|Oh, NES Box Art. At least the creatures featured on it were actually in the game in some form.|
The opening credits tell of a great war that ravaged the land followed by a cataclysm that altered the landscape indefinitely, mutating most of the wildlife on the planet to dangerous monsters. That, of course, put an end to the war, since it most likely killed more people than the battles had, and the survivors put all their energy to building one last bastion of Technology and Magic, a giant floating tower in the sky from which they could purge evil.
100 years following, technology has become forbidden, though the ways of magic still prosper. Life has returned to the norm; The mutated creatures still lurk the world, but the humans have rebuilt their civilizations and managed to thrive. But they still knew fear everyday, and what's worse was that a man, self-titled Emperor Drygon had brought back the old ways of Technology and began imposing them on the world in an attempt to gain control of the Tower and use its weapons the hold the world at his mercy.

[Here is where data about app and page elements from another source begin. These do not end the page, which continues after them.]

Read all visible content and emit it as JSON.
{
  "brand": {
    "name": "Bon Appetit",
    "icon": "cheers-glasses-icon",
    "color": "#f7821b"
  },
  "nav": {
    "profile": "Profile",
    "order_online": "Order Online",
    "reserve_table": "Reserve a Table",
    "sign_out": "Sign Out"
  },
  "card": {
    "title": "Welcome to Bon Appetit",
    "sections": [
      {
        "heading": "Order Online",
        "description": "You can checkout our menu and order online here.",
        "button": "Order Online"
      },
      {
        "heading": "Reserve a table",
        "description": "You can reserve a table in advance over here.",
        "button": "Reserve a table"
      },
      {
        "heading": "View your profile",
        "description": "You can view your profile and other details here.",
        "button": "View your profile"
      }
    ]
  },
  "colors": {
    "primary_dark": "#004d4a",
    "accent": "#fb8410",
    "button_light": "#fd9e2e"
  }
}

But there is one chance left for humanity; one that has slept endlessly to be awakened when he was needed the most. And thus began the quest of the foretold hero.

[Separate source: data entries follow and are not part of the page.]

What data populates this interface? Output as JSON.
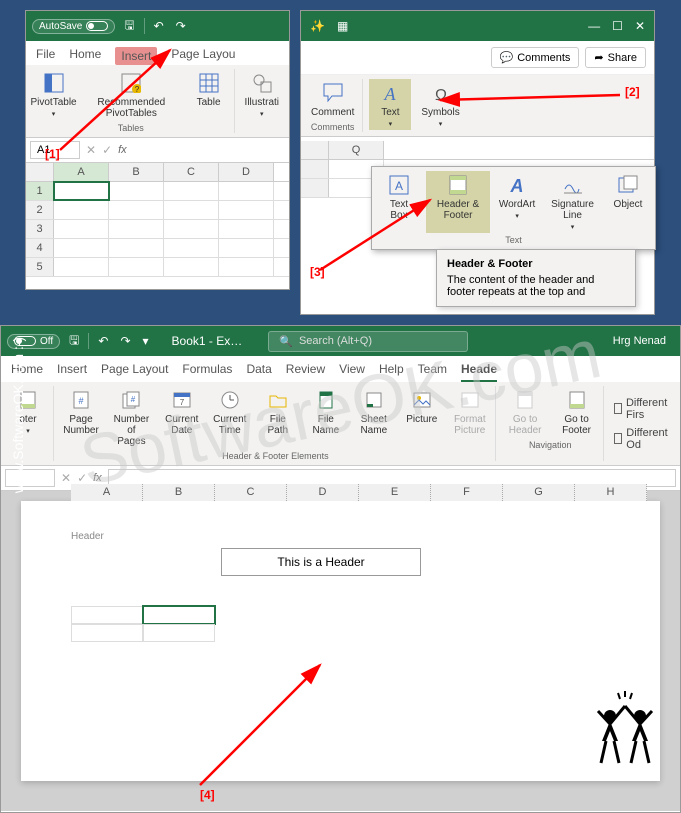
{
  "watermark": "SoftwareOK.com",
  "side_label": "www.SoftwareOK.com :-)",
  "markers": {
    "m1": "[1]",
    "m2": "[2]",
    "m3": "[3]",
    "m4": "[4]"
  },
  "panel1": {
    "autosave_label": "AutoSave",
    "tabs": {
      "file": "File",
      "home": "Home",
      "insert": "Insert",
      "page_layout": "Page Layou"
    },
    "ribbon": {
      "pivottable": "PivotTable",
      "recommended": "Recommended PivotTables",
      "table": "Table",
      "illustrations": "Illustrati",
      "group_tables": "Tables"
    },
    "namebox": "A1",
    "cols": [
      "A",
      "B",
      "C",
      "D"
    ],
    "rows": [
      "1",
      "2",
      "3",
      "4",
      "5"
    ]
  },
  "panel2": {
    "actions": {
      "comments": "Comments",
      "share": "Share"
    },
    "ribbon": {
      "comment": "Comment",
      "text": "Text",
      "symbols": "Symbols",
      "group_comments": "Comments"
    },
    "dropdown": {
      "textbox": "Text Box",
      "header_footer": "Header & Footer",
      "wordart": "WordArt",
      "signature": "Signature Line",
      "object": "Object",
      "group_text": "Text"
    },
    "tooltip": {
      "title": "Header & Footer",
      "body": "The content of the header and footer repeats at the top and"
    },
    "cols": [
      "Q"
    ]
  },
  "panel3": {
    "doc_title": "Book1 - Ex…",
    "search_placeholder": "Search (Alt+Q)",
    "user": "Hrg Nenad",
    "tabs": {
      "home": "Home",
      "insert": "Insert",
      "page_layout": "Page Layout",
      "formulas": "Formulas",
      "data": "Data",
      "review": "Review",
      "view": "View",
      "help": "Help",
      "team": "Team",
      "header": "Heade"
    },
    "ribbon": {
      "footer": "oter",
      "page_number": "Page Number",
      "num_pages": "Number of Pages",
      "current_date": "Current Date",
      "current_time": "Current Time",
      "file_path": "File Path",
      "file_name": "File Name",
      "sheet_name": "Sheet Name",
      "picture": "Picture",
      "format_picture": "Format Picture",
      "goto_header": "Go to Header",
      "goto_footer": "Go to Footer",
      "group_elements": "Header & Footer Elements",
      "group_nav": "Navigation",
      "diff_first": "Different Firs",
      "diff_odd": "Different Od"
    },
    "sheet": {
      "cols": [
        "A",
        "B",
        "C",
        "D",
        "E",
        "F",
        "G",
        "H"
      ],
      "header_label": "Header",
      "header_text": "This is a Header"
    }
  }
}
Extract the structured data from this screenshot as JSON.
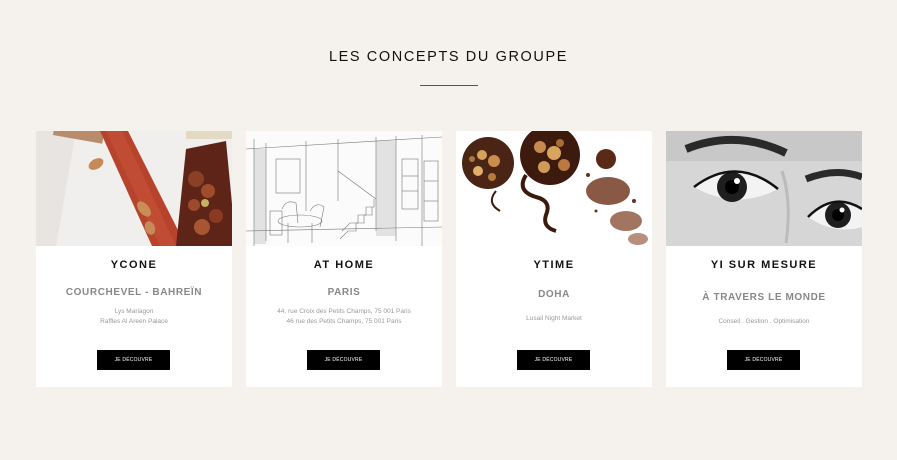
{
  "section": {
    "title": "LES CONCEPTS DU GROUPE"
  },
  "cards": [
    {
      "name": "YCONE",
      "location": "COURCHEVEL   -   BAHREÏN",
      "details": [
        "Lys Mariagon",
        "Raffles Al Areen Palace"
      ],
      "button": "JE DÉCOUVRE"
    },
    {
      "name": "AT HOME",
      "location": "PARIS",
      "details": [
        "44, rue Croix des Petits Champs, 75 001 Paris",
        "46 rue des Petits Champs, 75 001 Paris"
      ],
      "button": "JE DÉCOUVRE"
    },
    {
      "name": "YTIME",
      "location": "DOHA",
      "details": [
        "Lusail Night Market"
      ],
      "button": "JE DÉCOUVRE"
    },
    {
      "name": "YI SUR MESURE",
      "location": "À TRAVERS LE MONDE",
      "details": [
        "Conseil . Gestion . Optimisation"
      ],
      "button": "JE DÉCOUVRE"
    }
  ],
  "colors": {
    "background": "#f5f2ee",
    "card": "#ffffff",
    "button": "#000000"
  }
}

|The game starts as the protag emerges from this Cryostasis chamber and proceeds to explode through a cave wall.|
What follows is a journey where our protagonist (you name him) sets out to meet with the Elders of the remaining villages for information on Emperor Drygon, with the eventual aim of defeating him. Guided by their wisdom and entrusted with the relics of old, passed down through the ages, the four elemental swords, he meets many interesting characters along the way, as well as his partner in this mission, Mesia, whom he shares a link with that he just can't recall.
|Our protag foolishly challenges two Tigermen at level one.|
Back in the NES days, this right here was my game. Everytime I think of those days, this is the one I think of first, simply because it's the one I put the most time into. Hilariously, I've only managed to beat it twice; the other times I simply played for a bit and then ended up starting over again just because that's what you did as a kid with something you liked. If it was a movie, you watched it over and over again and me, with games, I just played it over and over again, despite not finishing it. This is largely due to the fact that once I got the Sword of Water and the Ball of Water, the game opens up dramatically, or at least, way back then it -felt- like it did, and I'd always spend more time moving about than actually making progress.
And even when I beat the game, I couldn't really appreciate the ending back then. Unfortunately, I still can't, because, as I've learned in growing up, the ending is rather poor. I won't spoil it here, of course, but there's a lot of last minute reveals that dampens the feel and throws all sorts of questions into the mix, and it's better to remember the game for the fun it offered; using swords to stab things and shoot Wind, Fire, Water/Ice and Lightning at them. Also getting the Rabbit Boots and jumping everywhere. Especially getting the Rabbit Boots and jumping everywhere.
|Not flying. Jumping. Though, you did gain the ability to fly later.|
It'll be hard for you to go out and experience this game yourself unless you look into less-than-savory means, (Or finding the Game Boy Color remake which is awful) so if you'd at least like to see the story of this game play out in a humorous manner, I can recommend This Let's Play if you're into that sort of thing. Otherwise, you could, of course, search it out on youtube; I'm sure there are video Let's Plays of it out there.
Failing that, just take my word for it: Crystalis was a great game and would be well worth your time if you ever managed to find it and an NES to play it on. (Or a miracle occurs and it's put up on the Virtual Console at some point.)